HIGHER MORWELL GARDEN DIARY 2020
These pages are a rolling diary of the changes
and events in the garden for the year 2020 in
words and pictures.
The east winds early in the year took their toll on the boundary fence. After a rather exorbitant quote
from a local firm to replace it I tried two hit-and-miss fence panels mounted between new posts to see if it
was a viable wind barrier. Usefully we had more gales straight away, and the two panels didn’t blow down
so another ten were purchased and installed. The ground was very heavy until mid-March and the hardest
part of the job was clearing the bramble roots along the line, finally after partly dismantling the compost
box nearest the fence the last panel was installed on 27th March.
The beech tree was
starting to overhang the
house so we called in
Matt Dustan to give it a
trim. On 19th January he
managed to complete this
without having to climb
up using a very long pair
of loppers. Unsurprisingly
there wasn’t very much
cut wood that could be
used in the woodburner
so most was sent to the
26th February and the
pendula rubra is starting to
show flower buds on the
branches. The flower bed has
previously been ravaged by
rabbits but 2020 has seen a
marked decrease in their
numbers, particularly after
their run under the potting
shed was wired off. The
owners of the field behind
had finally decided to put
proper stock fencing along
our border so combined with
our rabbit-proof fence most
find it difficult to get in. Not
the deer though.
27th March, onions just planted in Bed 5. The garlic in Bed 4 had come in for some unwelcome attention
from pheasants so had to be covered for a while. Just see the edge of Bed 3 growing “green manure” which
grows, dies and you dig it back in again to add to the ground.
All the beds again this year have been treated with slug nematodes, as has the polytunnel.
In the background the pyracantha hedge has again suffered from fireblight in two of the plants. Fair to say
this idea hasn’t been a roaring success as a hedge.
First week of April and the pieris originally from Warwick 2001 has put on a great display of new leaves,
plainly at home in our acid soil. The magnolia stellata is in full blossom in the background. Just behind its
main trunk is a small protected bed for the snake’s head fritillaries, so badly trashed by rabbits in 2019.
This year success! The flower heads have since turned to seed pods and are being left to seed the patch for
more flowers next year. There is an old rhododendron stump in there too, we have a viable cutting from it
so should find out what colour it is when it chooses to flower.
The magnolia growing at the north-west corner of the house has been a concern for some time. Its upper
branches hit the roof if not trimmed and there must be a possibility of roots growing into the house
foundations. So it had to go. We trimmed the easy lower branches down and left it while it flowered, then
on 11th April, by roping the upper three branches in turn with Lesley pulling them away from the house
while I cut through the base we managed not to drop any large pieces of magnolia through the roof. All now

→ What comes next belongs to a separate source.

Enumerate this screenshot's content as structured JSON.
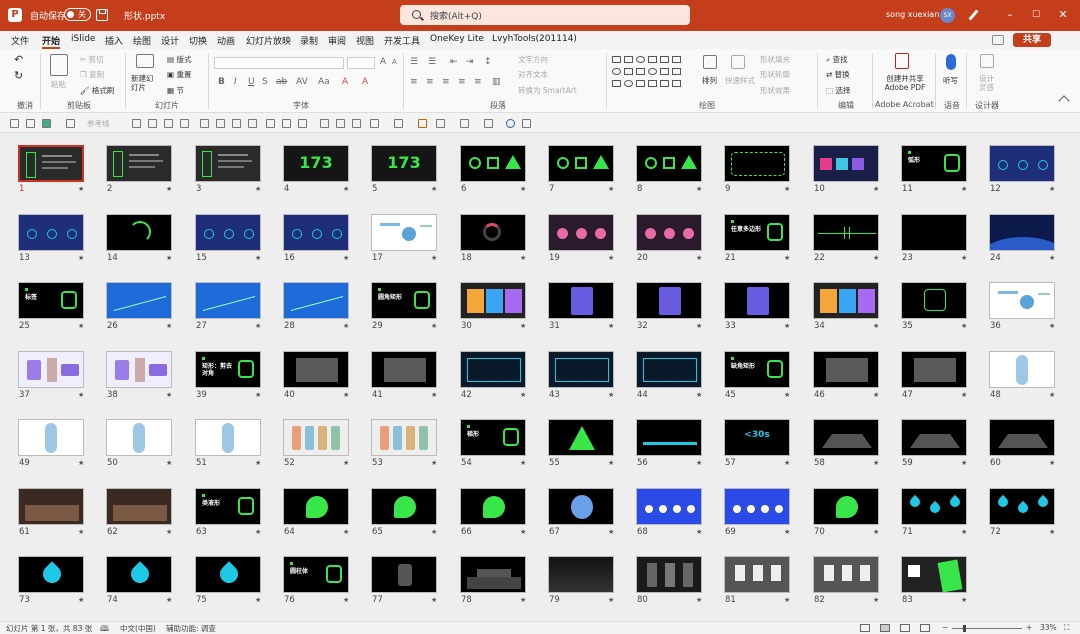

either burned or cut up for woodburner fuel 2021-2022 in the logstore.
12th April. The rescued
amelanchier tree on the
right flowers at the
same time as the prunus
“Shogetsu” and both
trees have defied my
predictions by growing
well since we
transplanted them in
November 2016. The
edible berries but the
blackbirds finish them
off before we get a
chance of a taste
January to April
The little apple tree which lived in a pot in Warwick has come in for the same treatment from the deer as
in 2019. On the left, 23rd April, plenty of blossom and leaves. On the right a few days later just about
everything stripped off. No wonder the poor thing never grows.